• [Exercise brief] Print the records below exactly, and do not carry over any picture.

[Data about app and page elements]

------------------------------------------------

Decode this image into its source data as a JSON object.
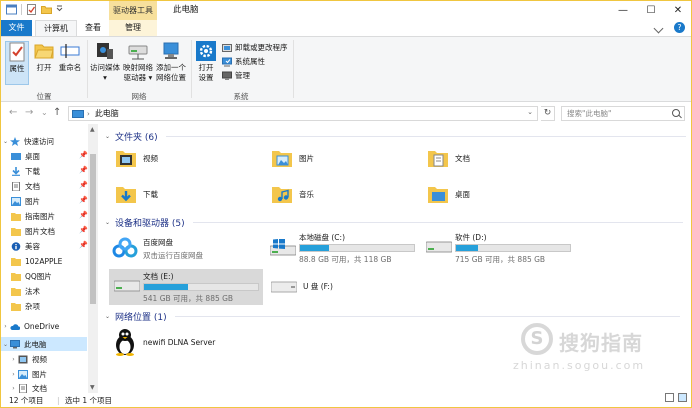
{
  "titlebar": {
    "contextual_tab": "驱动器工具",
    "title": "此电脑",
    "minimize": "—",
    "maximize": "☐",
    "close": "✕"
  },
  "tabs": {
    "file": "文件",
    "computer": "计算机",
    "view": "查看",
    "manage": "管理",
    "help": "?"
  },
  "ribbon": {
    "properties": "属性",
    "open": "打开",
    "rename": "重命名",
    "access_media_1": "访问媒体",
    "access_media_2": "▾",
    "map_drive_1": "映射网络",
    "map_drive_2": "驱动器 ▾",
    "add_netloc_1": "添加一个",
    "add_netloc_2": "网络位置",
    "open_settings_1": "打开",
    "open_settings_2": "设置",
    "uninstall": "卸载或更改程序",
    "sys_props": "系统属性",
    "manage": "管理",
    "group_location": "位置",
    "group_network": "网络",
    "group_system": "系统"
  },
  "navbar": {
    "back": "←",
    "forward": "→",
    "recent": "⌄",
    "up": "↑",
    "sep": "›",
    "address": "此电脑",
    "dropdown": "⌄",
    "refresh": "↻",
    "search_placeholder": "搜索\"此电脑\""
  },
  "navpane": {
    "quick_access": "快速访问",
    "items": [
      {
        "label": "桌面",
        "pin": "📌"
      },
      {
        "label": "下载",
        "pin": "📌"
      },
      {
        "label": "文档",
        "pin": "📌"
      },
      {
        "label": "图片",
        "pin": "📌"
      },
      {
        "label": "指南图片",
        "pin": "📌"
      },
      {
        "label": "图片文档",
        "pin": "📌"
      },
      {
        "label": "美容",
        "pin": "📌"
      },
      {
        "label": "102APPLE"
      },
      {
        "label": "QQ图片"
      },
      {
        "label": "法术"
      },
      {
        "label": "杂项"
      }
    ],
    "onedrive": "OneDrive",
    "this_pc": "此电脑",
    "pc_children": [
      "视频",
      "图片",
      "文档"
    ]
  },
  "content": {
    "folders_header": "文件夹 (6)",
    "folders": [
      "视频",
      "图片",
      "文档",
      "下载",
      "音乐",
      "桌面"
    ],
    "devices_header": "设备和驱动器 (5)",
    "baidu": {
      "name": "百度网盘",
      "sub": "双击运行百度网盘"
    },
    "drives": [
      {
        "name": "本地磁盘 (C:)",
        "size": "88.8 GB 可用，共 118 GB",
        "used": 0.25
      },
      {
        "name": "软件 (D:)",
        "size": "715 GB 可用，共 885 GB",
        "used": 0.19
      },
      {
        "name": "文档 (E:)",
        "size": "541 GB 可用，共 885 GB",
        "used": 0.39
      }
    ],
    "usb": "U 盘 (F:)",
    "network_header": "网络位置 (1)",
    "dlna": "newifi DLNA Server"
  },
  "status": {
    "count": "12 个项目",
    "selected": "选中 1 个项目"
  },
  "watermark": {
    "text": "搜狗指南",
    "url": "zhinan.sogou.com"
  },
  "colors": {
    "accent": "#1979ca",
    "drive_fill": "#26a0da",
    "selection": "#cce8ff",
    "folder": "#f3c64c"
  }
}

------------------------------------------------

• [Exercise response]
Decode this image into its source data as a JSON object.
{
  "titlebar": {
    "contextual_tab": "驱动器工具",
    "title": "此电脑",
    "minimize": "—",
    "maximize": "☐",
    "close": "✕"
  },
  "tabs": {
    "file": "文件",
    "computer": "计算机",
    "view": "查看",
    "manage": "管理",
    "help": "?"
  },
  "ribbon": {
    "properties": "属性",
    "open": "打开",
    "rename": "重命名",
    "access_media_1": "访问媒体",
    "access_media_2": "▾",
    "map_drive_1": "映射网络",
    "map_drive_2": "驱动器 ▾",
    "add_netloc_1": "添加一个",
    "add_netloc_2": "网络位置",
    "open_settings_1": "打开",
    "open_settings_2": "设置",
    "uninstall": "卸载或更改程序",
    "sys_props": "系统属性",
    "manage": "管理",
    "group_location": "位置",
    "group_network": "网络",
    "group_system": "系统"
  },
  "navbar": {
    "back": "←",
    "forward": "→",
    "recent": "⌄",
    "up": "↑",
    "sep": "›",
    "address": "此电脑",
    "dropdown": "⌄",
    "refresh": "↻",
    "search_placeholder": "搜索\"此电脑\""
  },
  "navpane": {
    "quick_access": "快速访问",
    "items": [
      {
        "label": "桌面",
        "pin": "📌"
      },
      {
        "label": "下载",
        "pin": "📌"
      },
      {
        "label": "文档",
        "pin": "📌"
      },
      {
        "label": "图片",
        "pin": "📌"
      },
      {
        "label": "指南图片",
        "pin": "📌"
      },
      {
        "label": "图片文档",
        "pin": "📌"
      },
      {
        "label": "美容",
        "pin": "📌"
      },
      {
        "label": "102APPLE"
      },
      {
        "label": "QQ图片"
      },
      {
        "label": "法术"
      },
      {
        "label": "杂项"
      }
    ],
    "onedrive": "OneDrive",
    "this_pc": "此电脑",
    "pc_children": [
      "视频",
      "图片",
      "文档"
    ]
  },
  "content": {
    "folders_header": "文件夹 (6)",
    "folders": [
      "视频",
      "图片",
      "文档",
      "下载",
      "音乐",
      "桌面"
    ],
    "devices_header": "设备和驱动器 (5)",
    "baidu": {
      "name": "百度网盘",
      "sub": "双击运行百度网盘"
    },
    "drives": [
      {
        "name": "本地磁盘 (C:)",
        "size": "88.8 GB 可用，共 118 GB",
        "used": 0.25
      },
      {
        "name": "软件 (D:)",
        "size": "715 GB 可用，共 885 GB",
        "used": 0.19
      },
      {
        "name": "文档 (E:)",
        "size": "541 GB 可用，共 885 GB",
        "used": 0.39
      }
    ],
    "usb": "U 盘 (F:)",
    "network_header": "网络位置 (1)",
    "dlna": "newifi DLNA Server"
  },
  "status": {
    "count": "12 个项目",
    "selected": "选中 1 个项目"
  },
  "watermark": {
    "text": "搜狗指南",
    "url": "zhinan.sogou.com"
  },
  "colors": {
    "accent": "#1979ca",
    "drive_fill": "#26a0da",
    "selection": "#cce8ff",
    "folder": "#f3c64c"
  }
}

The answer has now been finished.